4.0 Cellars If you can’t beat ‘em, join ‘em — and also join together seems to be the philosophy of 4.0, a tasting room collaboration among three Texas wineries with locations elsewhere in the state. Brennan Vineyards, Lost Oak Winery and McPherson Cellars banded together in 2012 to open 4.0; together they also form a fourth winery. 4.0 is to be congratulated for not trying to evoke Tuscany in Texas; the facility’s design is robust, contemporary and welcoming. Three tasting menus are available, and pairings with Texas cheese are also a possibility. 10354 E. US 290, Fredericksburg, (830) 997-7470, fourpointwine.com.
Grape Creek Vineyards If you want to taste the wines of Grape Creek, you’ll pretty much have to belong to the wine club or do so at the winery — or at its Fredericksburg tasting room. But the facility features extensive patios and entertainment and offers sustenance at Stout’s at Grape Creek Trattoria. There are three options: at the bar, vineyard tour and tasting, and guided private tastings.
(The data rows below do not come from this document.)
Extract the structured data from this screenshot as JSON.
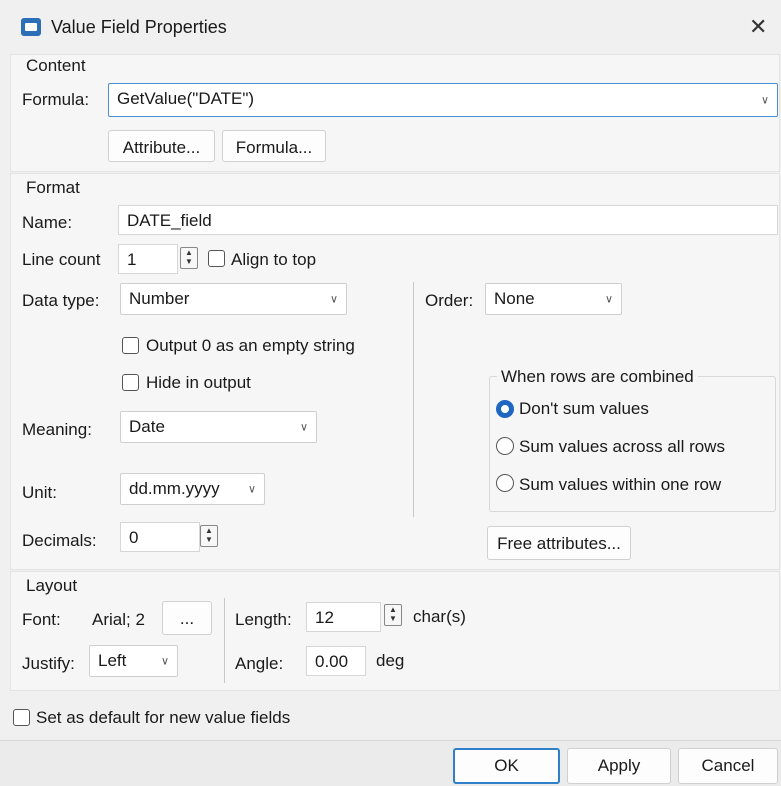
{
  "window": {
    "title": "Value Field Properties",
    "close_glyph": "✕"
  },
  "content": {
    "heading": "Content",
    "formula_label": "Formula:",
    "formula_value": "GetValue(\"DATE\")",
    "attribute_button": "Attribute...",
    "formula_button": "Formula..."
  },
  "format": {
    "heading": "Format",
    "name_label": "Name:",
    "name_value": "DATE_field",
    "line_count_label": "Line count",
    "line_count_value": "1",
    "align_top_label": "Align to top",
    "data_type_label": "Data type:",
    "data_type_value": "Number",
    "order_label": "Order:",
    "order_value": "None",
    "output_zero_label": "Output 0 as an empty string",
    "hide_output_label": "Hide in output",
    "meaning_label": "Meaning:",
    "meaning_value": "Date",
    "unit_label": "Unit:",
    "unit_value": "dd.mm.yyyy",
    "decimals_label": "Decimals:",
    "decimals_value": "0",
    "combine_group_label": "When rows are combined",
    "combine_options": [
      "Don't sum values",
      "Sum values across all rows",
      "Sum values within one row"
    ],
    "combine_selected": "Don't sum values",
    "free_attributes_button": "Free attributes..."
  },
  "layout": {
    "heading": "Layout",
    "font_label": "Font:",
    "font_value": "Arial; 2",
    "font_button": "...",
    "length_label": "Length:",
    "length_value": "12",
    "length_unit": "char(s)",
    "justify_label": "Justify:",
    "justify_value": "Left",
    "angle_label": "Angle:",
    "angle_value": "0.00",
    "angle_unit": "deg"
  },
  "default_checkbox_label": "Set as default for new value fields",
  "footer": {
    "ok": "OK",
    "apply": "Apply",
    "cancel": "Cancel"
  },
  "icons": {
    "dropdown": "chevron-down-icon",
    "app": "window-app-icon",
    "close": "close-icon"
  },
  "colors": {
    "accent": "#1f66c1",
    "background": "#f0f0f0"
  }
}
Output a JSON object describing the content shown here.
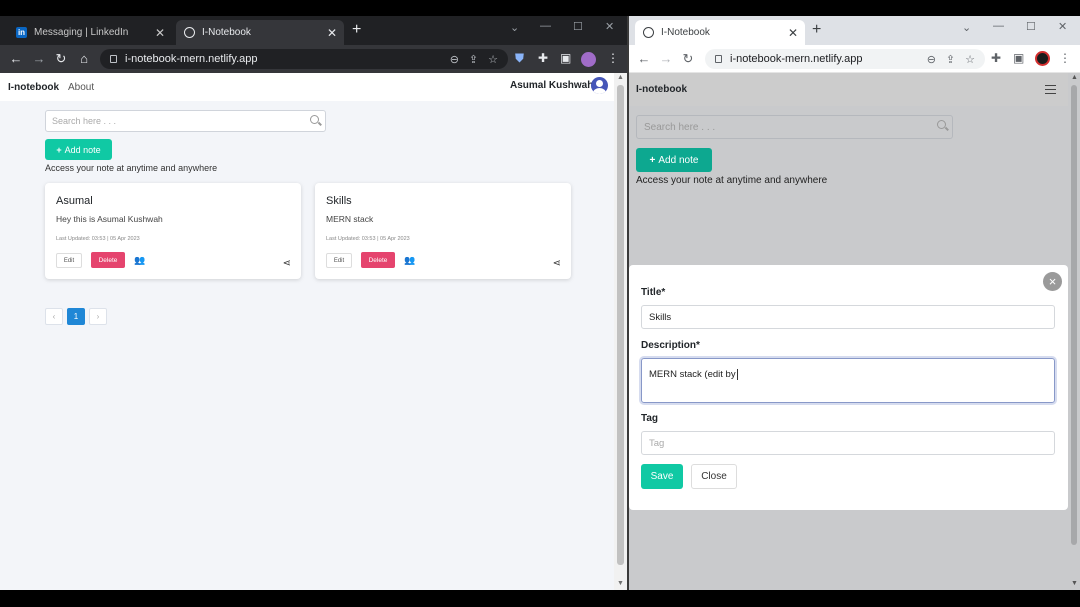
{
  "left": {
    "tabs": [
      {
        "label": "Messaging | LinkedIn",
        "icon": "linkedin-icon"
      },
      {
        "label": "I-Notebook",
        "icon": "globe-icon"
      }
    ],
    "url": "i-notebook-mern.netlify.app",
    "brand": "I-notebook",
    "nav_about": "About",
    "user_name": "Asumal Kushwah,",
    "search_placeholder": "Search here . . .",
    "add_note_label": "Add note",
    "tagline": "Access your note at anytime and anywhere",
    "notes": [
      {
        "title": "Asumal",
        "description": "Hey this is Asumal Kushwah",
        "updated": "Last Updated: 03:53 | 05 Apr 2023",
        "edit": "Edit",
        "delete": "Delete"
      },
      {
        "title": "Skills",
        "description": "MERN stack",
        "updated": "Last Updated: 03:53 | 05 Apr 2023",
        "edit": "Edit",
        "delete": "Delete"
      }
    ],
    "pager": {
      "prev": "‹",
      "current": "1",
      "next": "›"
    }
  },
  "right": {
    "tab_label": "I-Notebook",
    "url": "i-notebook-mern.netlify.app",
    "brand": "I-notebook",
    "search_placeholder": "Search here . . .",
    "add_note_label": "Add note",
    "tagline": "Access your note at anytime and anywhere",
    "modal": {
      "title_label": "Title*",
      "title_value": "Skills",
      "description_label": "Description*",
      "description_value": "MERN stack (edit by",
      "tag_label": "Tag",
      "tag_placeholder": "Tag",
      "save_label": "Save",
      "close_label": "Close",
      "close_glyph": "×"
    },
    "pager": {
      "prev": "‹",
      "current": "1",
      "next": "›"
    }
  },
  "colors": {
    "accent": "#10c9a4",
    "danger": "#e5446e",
    "page_active": "#1f87d6"
  }
}
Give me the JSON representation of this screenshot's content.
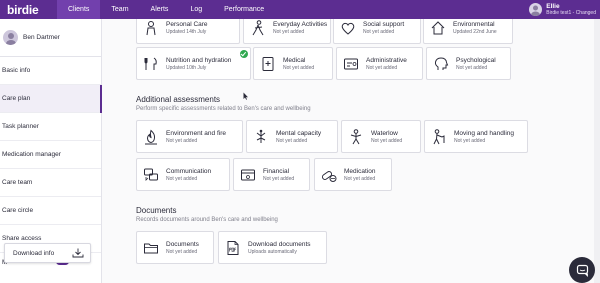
{
  "brand": {
    "logo": "birdie",
    "accent": "#5c2d91"
  },
  "nav": {
    "items": [
      "Clients",
      "Team",
      "Alerts",
      "Log",
      "Performance"
    ],
    "active": "Clients"
  },
  "user": {
    "name": "Ellie",
    "subtitle": "Birdie test1 - Changed"
  },
  "sidebar": {
    "client_name": "Ben Dartmer",
    "items": [
      "Basic info",
      "Care plan",
      "Task planner",
      "Medication manager",
      "Care team",
      "Care circle",
      "Share access"
    ],
    "active": "Care plan",
    "partial_item": "M",
    "download_label": "Download info"
  },
  "care_plan_cards": [
    {
      "title": "Personal Care",
      "status": "Updated 14th July",
      "icon": "personal-care-icon"
    },
    {
      "title": "Everyday Activities",
      "status": "Not yet added",
      "icon": "everyday-activities-icon"
    },
    {
      "title": "Social support",
      "status": "Not yet added",
      "icon": "social-support-icon"
    },
    {
      "title": "Environmental",
      "status": "Updated 22nd June",
      "icon": "environmental-icon"
    },
    {
      "title": "Nutrition and hydration",
      "status": "Updated 10th July",
      "icon": "nutrition-icon",
      "completed": true
    },
    {
      "title": "Medical",
      "status": "Not yet added",
      "icon": "medical-icon"
    },
    {
      "title": "Administrative",
      "status": "Not yet added",
      "icon": "administrative-icon"
    },
    {
      "title": "Psychological",
      "status": "Not yet added",
      "icon": "psychological-icon"
    }
  ],
  "additional": {
    "title": "Additional assessments",
    "subtitle": "Perform specific assessments related to Ben's care and wellbeing",
    "cards": [
      {
        "title": "Environment and fire",
        "status": "Not yet added",
        "icon": "environment-fire-icon"
      },
      {
        "title": "Mental capacity",
        "status": "Not yet added",
        "icon": "mental-capacity-icon"
      },
      {
        "title": "Waterlow",
        "status": "Not yet added",
        "icon": "waterlow-icon"
      },
      {
        "title": "Moving and handling",
        "status": "Not yet added",
        "icon": "moving-handling-icon"
      },
      {
        "title": "Communication",
        "status": "Not yet added",
        "icon": "communication-icon"
      },
      {
        "title": "Financial",
        "status": "Not yet added",
        "icon": "financial-icon"
      },
      {
        "title": "Medication",
        "status": "Not yet added",
        "icon": "medication-icon"
      }
    ]
  },
  "documents": {
    "title": "Documents",
    "subtitle": "Records documents around Ben's care and wellbeing",
    "cards": [
      {
        "title": "Documents",
        "status": "Not yet added",
        "icon": "folder-icon"
      },
      {
        "title": "Download documents",
        "status": "Uploads automatically",
        "icon": "pdf-icon"
      }
    ]
  },
  "chat_button": {
    "icon": "chat-icon"
  }
}
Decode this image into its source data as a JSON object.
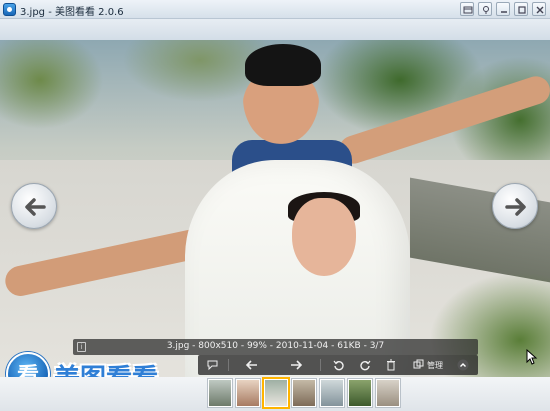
{
  "window": {
    "title": "3.jpg - 美图看看 2.0.6"
  },
  "photo": {
    "alt": ""
  },
  "info": {
    "text": "3.jpg - 800x510 - 99% - 2010-11-04 - 61KB - 3/7"
  },
  "toolbar": {
    "manage_label": "管理"
  },
  "logo": {
    "char": "看",
    "text": "美图看看"
  },
  "icons": {
    "app": "app-icon",
    "prev": "arrow-left-icon",
    "next": "arrow-right-icon",
    "rotate_left": "rotate-left-icon",
    "rotate_right": "rotate-right-icon",
    "delete": "trash-icon",
    "manage": "folder-manage-icon"
  },
  "thumbnails": [
    {
      "label": "thumb-1"
    },
    {
      "label": "thumb-2"
    },
    {
      "label": "thumb-3"
    },
    {
      "label": "thumb-4"
    },
    {
      "label": "thumb-5"
    },
    {
      "label": "thumb-6"
    },
    {
      "label": "thumb-7"
    }
  ],
  "colors": {
    "accent": "#2f7fd6",
    "active_thumb": "#ffb400"
  }
}
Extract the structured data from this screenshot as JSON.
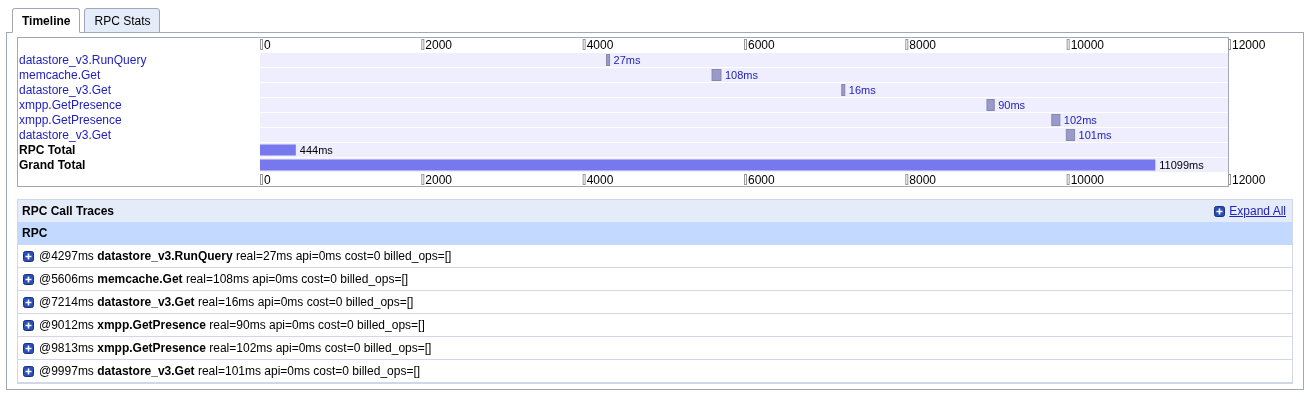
{
  "tabs": [
    {
      "label": "Timeline",
      "selected": true
    },
    {
      "label": "RPC Stats",
      "selected": false
    }
  ],
  "timeline": {
    "top_axis": [
      "0",
      "2000",
      "4000",
      "6000",
      "8000",
      "10000",
      "12000"
    ],
    "rows": [
      {
        "label": "datastore_v3.RunQuery",
        "kind": "rpc",
        "start": {
          "level": 0.358
        },
        "level": 0.3604,
        "duration": "27ms"
      },
      {
        "label": "memcache.Get",
        "kind": "rpc",
        "start": {
          "level": 0.467
        },
        "level": 0.4762,
        "duration": "108ms"
      },
      {
        "label": "datastore_v3.Get",
        "kind": "rpc",
        "start": {
          "level": 0.601
        },
        "level": 0.6025,
        "duration": "16ms"
      },
      {
        "label": "xmpp.GetPresence",
        "kind": "rpc",
        "start": {
          "level": 0.751
        },
        "level": 0.7585,
        "duration": "90ms"
      },
      {
        "label": "xmpp.GetPresence",
        "kind": "rpc",
        "start": {
          "level": 0.818
        },
        "level": 0.8263,
        "duration": "102ms"
      },
      {
        "label": "datastore_v3.Get",
        "kind": "rpc",
        "start": {
          "level": 0.833
        },
        "level": 0.8415,
        "duration": "101ms"
      },
      {
        "label": "RPC Total",
        "kind": "total",
        "level": 0.037,
        "duration": "444ms"
      },
      {
        "label": "Grand Total",
        "kind": "total",
        "level": 0.9249,
        "duration": "11099ms"
      }
    ],
    "bottom_axis": [
      "0",
      "2000",
      "4000",
      "6000",
      "8000",
      "10000",
      "12000"
    ]
  },
  "traces": {
    "title": "RPC Call Traces",
    "expand_all": "Expand All",
    "column": "RPC",
    "rows": [
      "@4297ms **datastore_v3.RunQuery** real=27ms api=0ms cost=0 billed_ops=[]",
      "@5606ms **memcache.Get** real=108ms api=0ms cost=0 billed_ops=[]",
      "@7214ms **datastore_v3.Get** real=16ms api=0ms cost=0 billed_ops=[]",
      "@9012ms **xmpp.GetPresence** real=90ms api=0ms cost=0 billed_ops=[]",
      "@9813ms **xmpp.GetPresence** real=102ms api=0ms cost=0 billed_ops=[]",
      "@9997ms **datastore_v3.Get** real=101ms api=0ms cost=0 billed_ops=[]"
    ]
  }
}
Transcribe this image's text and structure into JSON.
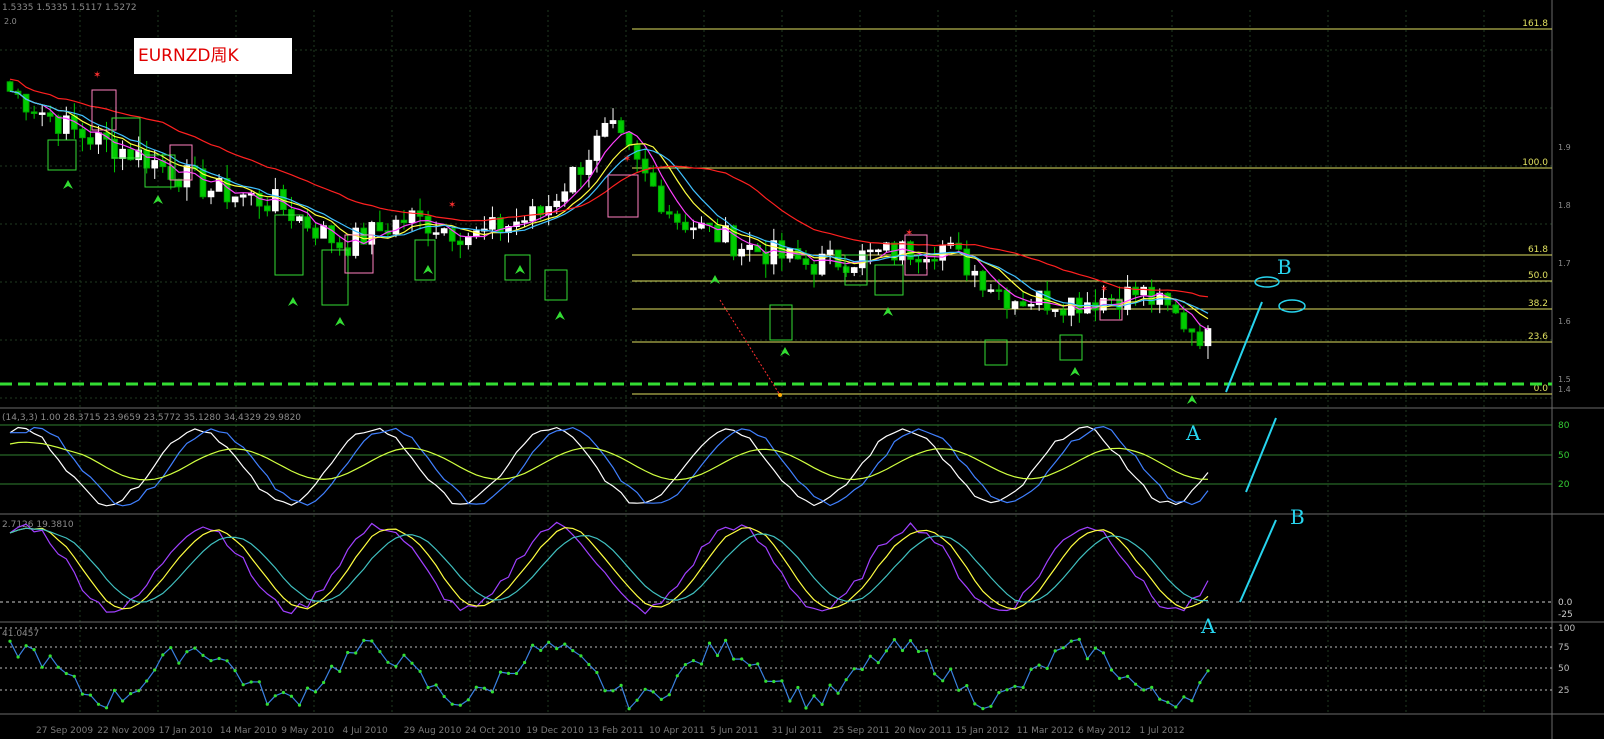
{
  "chart_title": "EURNZD周K",
  "header_text": "1.5335 1.5335 1.5117 1.5272",
  "price_labels": {
    "right": [
      "1.9",
      "1.8",
      "1.7",
      "1.6",
      "1.5",
      "1.4"
    ],
    "top": "2.0"
  },
  "fib_labels": [
    "161.8",
    "100.0",
    "61.8",
    "50.0",
    "38.2",
    "23.6",
    "0.0"
  ],
  "annotations": {
    "A": "A",
    "B": "B"
  },
  "panels": {
    "stoch": {
      "header": "(14,3,3) 1.00 28.3715 23.9659 23.5772 35.1280 34.4329 29.9820",
      "levels": [
        "80",
        "50",
        "20"
      ]
    },
    "macd": {
      "header": "2.7126 19.3810",
      "levels": [
        "0.0",
        "-25"
      ]
    },
    "rsi": {
      "header": "41.0457",
      "levels": [
        "100",
        "75",
        "50",
        "25"
      ]
    }
  },
  "date_labels": [
    "27 Sep 2009",
    "22 Nov 2009",
    "17 Jan 2010",
    "14 Mar 2010",
    "9 May 2010",
    "4 Jul 2010",
    "29 Aug 2010",
    "24 Oct 2010",
    "19 Dec 2010",
    "13 Feb 2011",
    "10 Apr 2011",
    "5 Jun 2011",
    "31 Jul 2011",
    "25 Sep 2011",
    "20 Nov 2011",
    "15 Jan 2012",
    "11 Mar 2012",
    "6 May 2012",
    "1 Jul 2012"
  ],
  "colors": {
    "bull": "#ffffff",
    "bear": "#00cc00",
    "ma_fast": "#ff40ff",
    "ma_mid": "#ffff40",
    "ma_slow": "#ff2020",
    "fib": "#e0e060",
    "dash": "#33dd33",
    "annot": "#27d4ee",
    "grid": "#1f3a1f"
  },
  "chart_data": [
    {
      "type": "candlestick",
      "title": "EURNZD周K",
      "ylabel": "",
      "x": [
        "27 Sep 2009",
        "22 Nov 2009",
        "17 Jan 2010",
        "14 Mar 2010",
        "9 May 2010",
        "4 Jul 2010",
        "29 Aug 2010",
        "24 Oct 2010",
        "19 Dec 2010",
        "13 Feb 2011",
        "10 Apr 2011",
        "5 Jun 2011",
        "31 Jul 2011",
        "25 Sep 2011",
        "20 Nov 2011",
        "15 Jan 2012",
        "11 Mar 2012",
        "6 May 2012",
        "1 Jul 2012"
      ],
      "close_keypoints": [
        2.07,
        1.98,
        1.93,
        1.86,
        1.83,
        1.74,
        1.8,
        1.76,
        1.81,
        1.99,
        1.8,
        1.74,
        1.7,
        1.72,
        1.74,
        1.63,
        1.62,
        1.64,
        1.54
      ],
      "ylim": [
        1.4,
        2.2
      ],
      "fib_levels": [
        {
          "label": "161.8",
          "price": 2.2
        },
        {
          "label": "100.0",
          "price": 1.95
        },
        {
          "label": "61.8",
          "price": 1.8
        },
        {
          "label": "50.0",
          "price": 1.75
        },
        {
          "label": "38.2",
          "price": 1.7
        },
        {
          "label": "23.6",
          "price": 1.64
        },
        {
          "label": "0.0",
          "price": 1.54
        }
      ]
    },
    {
      "type": "line",
      "title": "",
      "levels": [
        80,
        50,
        20
      ],
      "ylim": [
        0,
        100
      ]
    },
    {
      "type": "line",
      "title": "",
      "levels": [
        0,
        -25
      ]
    },
    {
      "type": "line",
      "title": "",
      "levels": [
        100,
        75,
        50,
        25
      ],
      "ylim": [
        0,
        100
      ]
    }
  ]
}
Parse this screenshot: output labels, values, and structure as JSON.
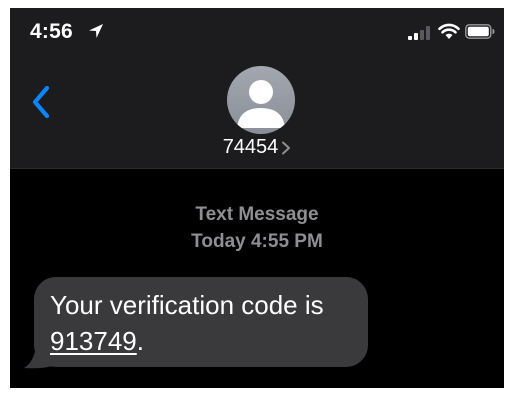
{
  "status_bar": {
    "time": "4:56",
    "icons": [
      "location-arrow-icon",
      "cellular-signal-icon",
      "wifi-icon",
      "battery-icon"
    ]
  },
  "conversation": {
    "back_icon": "chevron-left-icon",
    "avatar_icon": "person-silhouette-icon",
    "contact_number": "74454",
    "contact_chevron_icon": "chevron-right-icon"
  },
  "thread": {
    "message_type": "Text Message",
    "timestamp": "Today 4:55 PM",
    "messages": [
      {
        "direction": "incoming",
        "text_prefix": "Your verification code is ",
        "code": "913749",
        "text_suffix": "."
      }
    ]
  },
  "colors": {
    "background": "#000000",
    "header_background": "#1c1c1e",
    "incoming_bubble": "#3a3a3c",
    "accent_blue": "#0a84ff",
    "meta_gray": "#8e8e93"
  }
}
Wines include viognier, pinot grigio and riesling among the whites and petite syrah, merlot, cabernet/syrah and a Rhône-style blend among the reds. 10587 E. US 290, Fredericksburg, (830) 644-2710, grapecreek.com.
Becker Vineyards Becker, now producing more than 100,000 cases of wine per year, began as a search by owners Richard and Bunny Becker for a log cabin weekend getaway. First plantings were made in here 1992; two other vineyards, in Balinger and Mason, also contribute grapes to wines such as the reserve viognier and rousanne, a dry riesling, a reserve malbec and tempranillo. The facility has expanded over the years to include a spacious, wood- and stone-lined tasting room and covered outdoor verandas and pavilions overlooking vineyards and lavender fields. Library tastings offer exclusive access to the winemaking process. 464 Becker Farms Road, Stonewall, (830) 644-2681, beckervineyards.com.
Pedernales Cellars Sited on Upper Albert Road just south of 290, PC offers daily tastings (reserve tastings are held on weekends by reservation). The winery (the same owners have Armadillo’s Leap) “is committed to crafting world class wines that are 100 percent Texan. This has meant identifying the grape varietals that thrive in Texas terroir” — principally tempranillo (the unofficial “official” red grape of Texas) and viognier. But red blends are also fashioned from Rhône varietals, and albariño and a dry rosé round out the offerings. 2916 Upper Albert Road, Stonewall, (830) 644-2037, pedernalescellars.com.
William-Chris Wines This young winery also highlights “varietals that work well in Texas,” here including mourvedre, sangiovese and tannat among the reds, and maverick whites such as blanc du bois and trebbiano. A brandy-fortified rousanne clocks in at 21.9 percent alcohol. Tastings are conducted in a 100-year-old farmhouse (reservations are required Friday through Sunday), and like many of the facilities along the Wine Road, wine club membership has its purchasing perks. 10352 US 290, Hye, (830) 998-7654, williamchriswines.com.
This is the end of our tour. However few or many you hope to cover, it’s probably a good idea to consider one of the shuttle services that now ply 290. (Further proof of creeping Napafication). One such is 290wineshuttle.com with its $25 all-day pass. Now you just need to get home from Fredericksburg.